Chinese experts refuse to back claim that Wong Lo Kat herbal tea increases life expectancy
Scientists say research used to justify claims refers to tests carried out on rats
Experts and scientists have refused to endorse a claim by a Chinese herbal tea company that consuming their product can increase life expectancy by 10 per cent, mainland media reported on Thursday.
Li Chuyuan, chairman of state-owned Guangzhou Pharmaceutical Holdings, parent company of the firm that makes Wong Lo Kat herbal tea, said the claim was based on government-funded research led by the Chinese Centre for Disease Control and Prevention (CDC) in Guangzhou, Beijing Youth Daily reported.
But CDC scientists said the brew had only been tested on rats and could not be sure if the findings would translate to humans.
Wong Lo Kat has made similar claims in the recent past, the newspaper reported.
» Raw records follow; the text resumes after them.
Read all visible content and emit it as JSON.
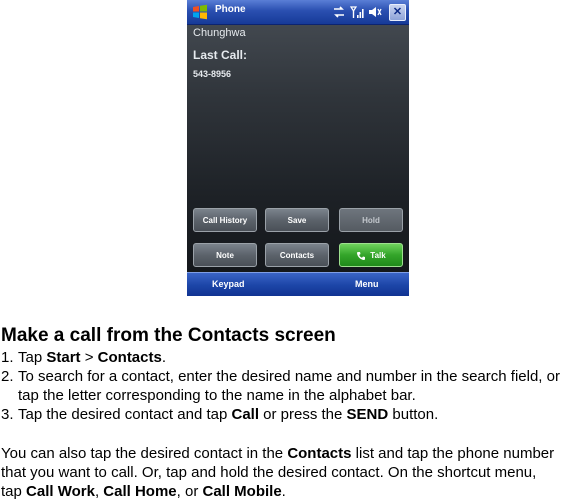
{
  "phone": {
    "title": "Phone",
    "close_label": "✕",
    "contact_name": "Chunghwa",
    "last_call_label": "Last Call:",
    "last_call_number": "543-8956",
    "buttons": {
      "call_history": "Call History",
      "save": "Save",
      "hold": "Hold",
      "note": "Note",
      "contacts": "Contacts",
      "talk": "Talk"
    },
    "softkeys": {
      "left": "Keypad",
      "right": "Menu"
    },
    "colors": {
      "title_bar": "#2a4fb0",
      "talk_button": "#34a52a",
      "screen": "#2f343a"
    }
  },
  "doc": {
    "heading": "Make a call from the Contacts screen",
    "steps": [
      {
        "num": "1.",
        "parts": [
          "Tap ",
          "Start",
          " > ",
          "Contacts",
          "."
        ]
      },
      {
        "num": "2.",
        "text": "To search for a contact, enter the desired name and number in the search field, or tap the letter corresponding to the name in the alphabet bar."
      },
      {
        "num": "3.",
        "parts": [
          "Tap the desired contact and tap ",
          "Call",
          " or press the ",
          "SEND",
          " button."
        ]
      }
    ],
    "paragraph": {
      "parts": [
        "You can also tap the desired contact in the ",
        "Contacts",
        " list and tap the phone number that you want to call. Or, tap and hold the desired contact. On the shortcut menu, tap ",
        "Call Work",
        ", ",
        "Call Home",
        ", or ",
        "Call Mobile",
        "."
      ]
    }
  }
}
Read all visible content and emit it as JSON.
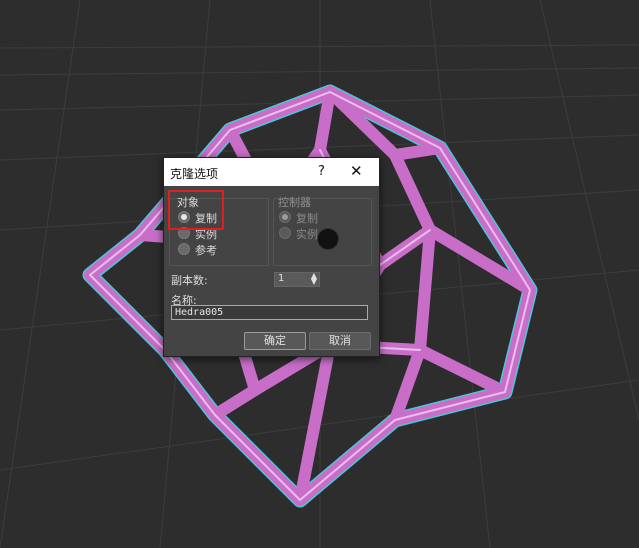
{
  "dialog": {
    "title": "克隆选项",
    "help_label": "?",
    "close_label": "✕",
    "object_group": {
      "label": "对象",
      "options": [
        {
          "label": "复制",
          "selected": true
        },
        {
          "label": "实例",
          "selected": false
        },
        {
          "label": "参考",
          "selected": false
        }
      ]
    },
    "controller_group": {
      "label": "控制器",
      "options": [
        {
          "label": "复制",
          "selected": true
        },
        {
          "label": "实例",
          "selected": false
        }
      ]
    },
    "copies_label": "副本数:",
    "copies_value": "1",
    "name_label": "名称:",
    "name_value": "Hedra005",
    "ok_label": "确定",
    "cancel_label": "取消"
  },
  "colors": {
    "viewport_bg": "#2d2d2d",
    "grid_line": "#3d3d3d",
    "tube": "#c86ec8",
    "selection": "#4fd8e8",
    "highlight": "#e02020"
  }
}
This time, however, the company said it had the support of industry experts, including Yin Ye, chief executive of Shenzhen-based Beijing Genetics Institute, one of the world’s largest genome sequencing centres.
However, Yin said he had only “nodded out of good manners” when asked about the claim during a recent conference.
“I drink the tea but it does not mean I agree with the claim,” Yin later said on Weibo, China’s equivalent of Twitter.
When asked to weigh in, Fan Zhihong, a professor and nutritionist from China Agricultural University, told the newspaper that the tea is high in sugar, making it unsuitable for people with diabetes.